Problem statement:
Your task is to copy all of the data exactly.
+++ Listed entries
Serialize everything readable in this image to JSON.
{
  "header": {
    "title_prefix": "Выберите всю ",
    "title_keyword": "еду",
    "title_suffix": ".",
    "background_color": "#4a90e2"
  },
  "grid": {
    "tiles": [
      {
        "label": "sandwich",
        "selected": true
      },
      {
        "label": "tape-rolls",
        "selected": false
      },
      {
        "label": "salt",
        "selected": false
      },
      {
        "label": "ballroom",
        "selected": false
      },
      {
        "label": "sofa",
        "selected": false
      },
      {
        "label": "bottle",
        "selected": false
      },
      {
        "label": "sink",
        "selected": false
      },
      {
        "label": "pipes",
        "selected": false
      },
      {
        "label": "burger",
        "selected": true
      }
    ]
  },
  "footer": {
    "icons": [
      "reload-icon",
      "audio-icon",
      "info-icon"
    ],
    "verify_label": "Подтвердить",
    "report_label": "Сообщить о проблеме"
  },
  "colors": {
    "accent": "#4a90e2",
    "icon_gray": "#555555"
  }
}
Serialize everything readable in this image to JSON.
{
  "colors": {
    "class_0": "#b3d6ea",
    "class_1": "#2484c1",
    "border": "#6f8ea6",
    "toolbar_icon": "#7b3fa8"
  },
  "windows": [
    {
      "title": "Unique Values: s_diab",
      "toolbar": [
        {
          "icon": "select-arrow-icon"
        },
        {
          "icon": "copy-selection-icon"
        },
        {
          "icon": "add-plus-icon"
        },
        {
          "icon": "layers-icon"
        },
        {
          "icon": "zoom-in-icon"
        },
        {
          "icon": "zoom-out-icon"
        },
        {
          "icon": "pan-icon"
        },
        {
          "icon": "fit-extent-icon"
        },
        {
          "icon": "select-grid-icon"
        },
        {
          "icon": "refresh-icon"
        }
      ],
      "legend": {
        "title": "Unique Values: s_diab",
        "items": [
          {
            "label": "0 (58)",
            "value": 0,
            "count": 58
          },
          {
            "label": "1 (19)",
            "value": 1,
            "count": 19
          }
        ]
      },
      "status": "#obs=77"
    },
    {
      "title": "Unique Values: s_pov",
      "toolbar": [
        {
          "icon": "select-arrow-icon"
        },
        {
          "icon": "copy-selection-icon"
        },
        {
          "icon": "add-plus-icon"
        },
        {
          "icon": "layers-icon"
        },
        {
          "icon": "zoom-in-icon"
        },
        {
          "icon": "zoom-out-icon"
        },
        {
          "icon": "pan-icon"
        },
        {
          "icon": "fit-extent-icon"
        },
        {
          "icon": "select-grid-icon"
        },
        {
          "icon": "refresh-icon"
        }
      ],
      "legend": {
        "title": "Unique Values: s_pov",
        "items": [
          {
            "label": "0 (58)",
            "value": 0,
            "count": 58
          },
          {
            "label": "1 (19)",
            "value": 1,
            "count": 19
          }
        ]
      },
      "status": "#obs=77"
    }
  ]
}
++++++
Expected answer:
Serialize everything readable in this image to JSON.
{
  "header": {
    "title_prefix": "Выберите всю ",
    "title_keyword": "еду",
    "title_suffix": ".",
    "background_color": "#4a90e2"
  },
  "grid": {
    "tiles": [
      {
        "label": "sandwich",
        "selected": true
      },
      {
        "label": "tape-rolls",
        "selected": false
      },
      {
        "label": "salt",
        "selected": false
      },
      {
        "label": "ballroom",
        "selected": false
      },
      {
        "label": "sofa",
        "selected": false
      },
      {
        "label": "bottle",
        "selected": false
      },
      {
        "label": "sink",
        "selected": false
      },
      {
        "label": "pipes",
        "selected": false
      },
      {
        "label": "burger",
        "selected": true
      }
    ]
  },
  "footer": {
    "icons": [
      "reload-icon",
      "audio-icon",
      "info-icon"
    ],
    "verify_label": "Подтвердить",
    "report_label": "Сообщить о проблеме"
  },
  "colors": {
    "accent": "#4a90e2",
    "icon_gray": "#555555"
  }
}
Serialize everything readable in this image to JSON.
{
  "colors": {
    "class_0": "#b3d6ea",
    "class_1": "#2484c1",
    "border": "#6f8ea6",
    "toolbar_icon": "#7b3fa8"
  },
  "windows": [
    {
      "title": "Unique Values: s_diab",
      "toolbar": [
        {
          "icon": "select-arrow-icon"
        },
        {
          "icon": "copy-selection-icon"
        },
        {
          "icon": "add-plus-icon"
        },
        {
          "icon": "layers-icon"
        },
        {
          "icon": "zoom-in-icon"
        },
        {
          "icon": "zoom-out-icon"
        },
        {
          "icon": "pan-icon"
        },
        {
          "icon": "fit-extent-icon"
        },
        {
          "icon": "select-grid-icon"
        },
        {
          "icon": "refresh-icon"
        }
      ],
      "legend": {
        "title": "Unique Values: s_diab",
        "items": [
          {
            "label": "0 (58)",
            "value": 0,
            "count": 58
          },
          {
            "label": "1 (19)",
            "value": 1,
            "count": 19
          }
        ]
      },
      "status": "#obs=77"
    },
    {
      "title": "Unique Values: s_pov",
      "toolbar": [
        {
          "icon": "select-arrow-icon"
        },
        {
          "icon": "copy-selection-icon"
        },
        {
          "icon": "add-plus-icon"
        },
        {
          "icon": "layers-icon"
        },
        {
          "icon": "zoom-in-icon"
        },
        {
          "icon": "zoom-out-icon"
        },
        {
          "icon": "pan-icon"
        },
        {
          "icon": "fit-extent-icon"
        },
        {
          "icon": "select-grid-icon"
        },
        {
          "icon": "refresh-icon"
        }
      ],
      "legend": {
        "title": "Unique Values: s_pov",
        "items": [
          {
            "label": "0 (58)",
            "value": 0,
            "count": 58
          },
          {
            "label": "1 (19)",
            "value": 1,
            "count": 19
          }
        ]
      },
      "status": "#obs=77"
    }
  ]
}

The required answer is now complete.